When taking children on holiday abroad, all parties who have Parental Responsibility for the child need to consent to the child being taken out of the country. This is the case unless you have a Residence Order (now called a Child Arrangements Order) that the child lives with you. In those circumstances, you can take the child abroad for up to 4 weeks without the consent of the other parent.
There is still considerable discord between contemporary British reality and the law in England and Wales regarding the rights of cohabitees.
Recently, there were some encouraging signs that MPs may have been about to give renewed consideration to the possibility of reform, with the Family Justice Bill on the agenda for consideration in parliament. It appeared to be enjoying cross-party support, but due to the calling of the snap general election, the Bill ran out of time.

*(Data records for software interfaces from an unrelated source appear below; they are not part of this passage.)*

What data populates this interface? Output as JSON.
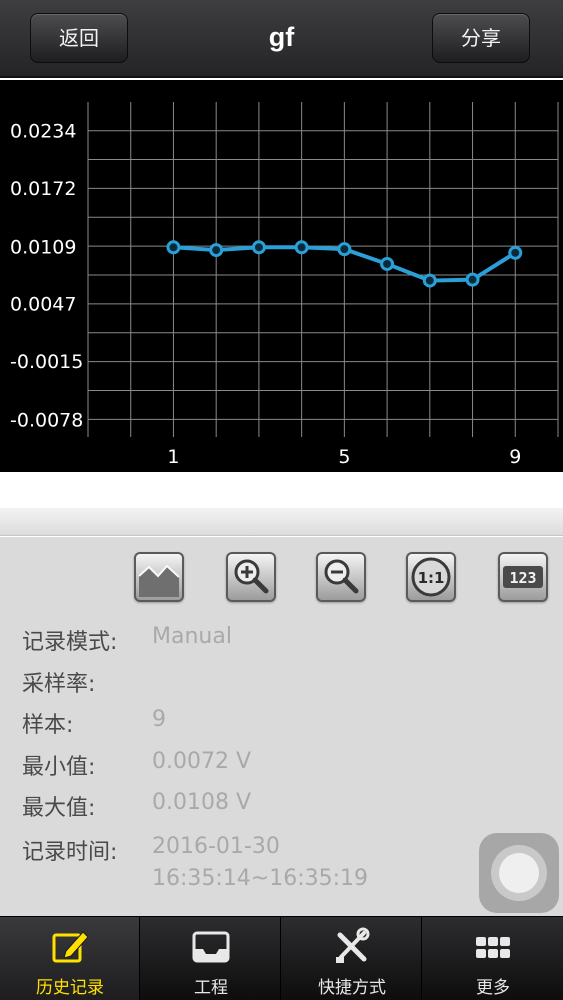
{
  "nav": {
    "back_label": "返回",
    "title": "gf",
    "share_label": "分享"
  },
  "chart_data": {
    "type": "line",
    "x": [
      1,
      2,
      3,
      4,
      5,
      6,
      7,
      8,
      9
    ],
    "series": [
      {
        "values": [
          0.0108,
          0.0105,
          0.0108,
          0.0108,
          0.0106,
          0.009,
          0.0072,
          0.0073,
          0.0102
        ]
      }
    ],
    "x_ticks": [
      "1",
      "5",
      "9"
    ],
    "y_ticks": [
      "0.0234",
      "0.0172",
      "0.0109",
      "0.0047",
      "-0.0015",
      "-0.0078"
    ],
    "ylim": [
      -0.0097,
      0.0265
    ],
    "xlim": [
      -1,
      10
    ],
    "grid": true,
    "line_color": "#2a9fd8"
  },
  "toolbar": {
    "buttons": [
      "line-chart-icon",
      "zoom-in-icon",
      "zoom-out-icon",
      "one-to-one-icon",
      "numbers-icon"
    ]
  },
  "info": {
    "mode_label": "记录模式:",
    "mode_value": "Manual",
    "rate_label": "采样率:",
    "samples_label": "样本:",
    "samples_value": "9",
    "min_label": "最小值:",
    "min_value": "0.0072 V",
    "max_label": "最大值:",
    "max_value": "0.0108 V",
    "time_label": "记录时间:",
    "time_date": "2016-01-30",
    "time_range": "16:35:14~16:35:19"
  },
  "tabs": [
    {
      "label": "历史记录",
      "icon": "edit-icon",
      "active": true
    },
    {
      "label": "工程",
      "icon": "inbox-icon",
      "active": false
    },
    {
      "label": "快捷方式",
      "icon": "tools-icon",
      "active": false
    },
    {
      "label": "更多",
      "icon": "grid-icon",
      "active": false
    }
  ],
  "colors": {
    "active_tab": "#ffe100",
    "chart_bg": "#000000",
    "grid": "#8a8a8a"
  }
}
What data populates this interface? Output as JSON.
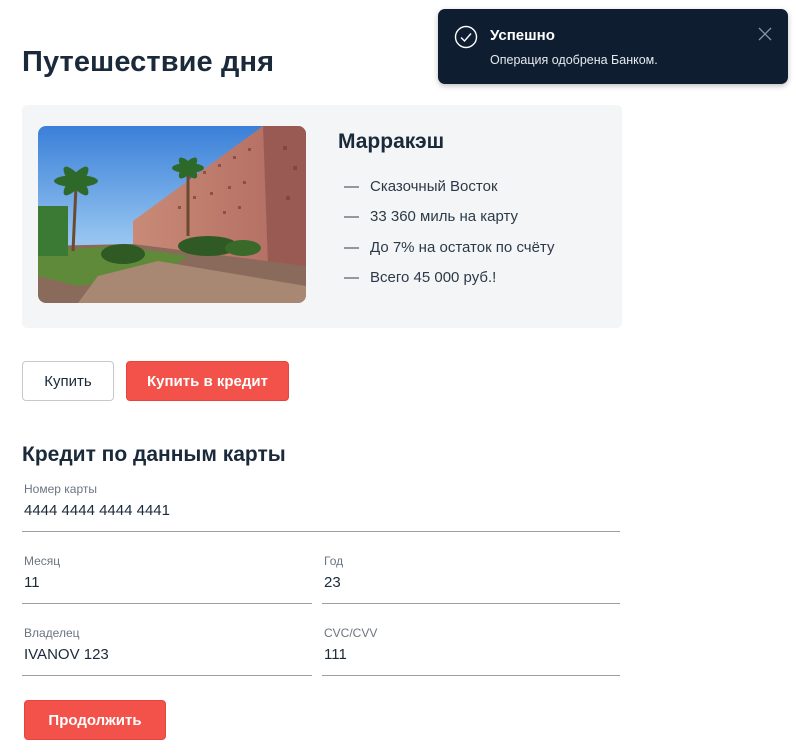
{
  "page": {
    "title": "Путешествие дня"
  },
  "offer": {
    "city": "Марракэш",
    "image_icon": "marrakesh-wall-photo",
    "features": [
      {
        "dash": "—",
        "text": "Сказочный Восток"
      },
      {
        "dash": "—",
        "text": "33 360 миль на карту"
      },
      {
        "dash": "—",
        "text": "До 7% на остаток по счёту"
      },
      {
        "dash": "—",
        "text": "Всего 45 000 руб.!"
      }
    ]
  },
  "actions": {
    "buy": "Купить",
    "buy_credit": "Купить в кредит"
  },
  "credit_form": {
    "title": "Кредит по данным карты",
    "card_number": {
      "label": "Номер карты",
      "value": "4444 4444 4444 4441"
    },
    "month": {
      "label": "Месяц",
      "value": "11"
    },
    "year": {
      "label": "Год",
      "value": "23"
    },
    "owner": {
      "label": "Владелец",
      "value": "IVANOV 123"
    },
    "cvc": {
      "label": "CVC/CVV",
      "value": "111"
    },
    "submit": "Продолжить"
  },
  "notification": {
    "title": "Успешно",
    "message": "Операция одобрена Банком.",
    "icon": "check-circle-icon",
    "close_icon": "close-icon"
  },
  "colors": {
    "accent": "#f2524a",
    "text": "#1b2a3a",
    "card_bg": "#f4f5f7",
    "toast_bg": "#0e1e30"
  }
}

Finalising your divorce can be a difficult, but also an exciting time, However, before you start planning the rest of your life, there are a few matters to take care of before you can well and truly move on from your previous marriage.
In a recent case - T (A Child)  EWFC 19 – Mr Justice Holman highlighted the previously unrecognised value of Facebook as a tool for tracing birth parents. The case involved the adoption application of a young boy; his birth father was aware of the proceedings and present in court, but the child's birth mother had not been made aware of the proceedings as she's a foreign national and was believed to be living abroad somewhere.
However, the birth mother was traced just a few days prior to the hearing by way of a very simple search of profiles on Facebook. The birth father's partner was able to identify the profile as belonging to the birth mother and duly called her and informed her of the proceedings; the birth mother was of the belief that the child had actually already been adopted.
The recent case of Briers v Briers  EWCA Civ 15 concerned a woman who was successful in obtaining a share of the wealth her former husband had accrued after their divorce.
Although the couple had been divorced for many years and agreed an informal settlement at the time, no financial consent order or other formal and legally binding agreement or court order was obtained at the time. This then meant that Mrs Briers could apply to the Family Court for a financial order some 10 years after the divorce was finalised.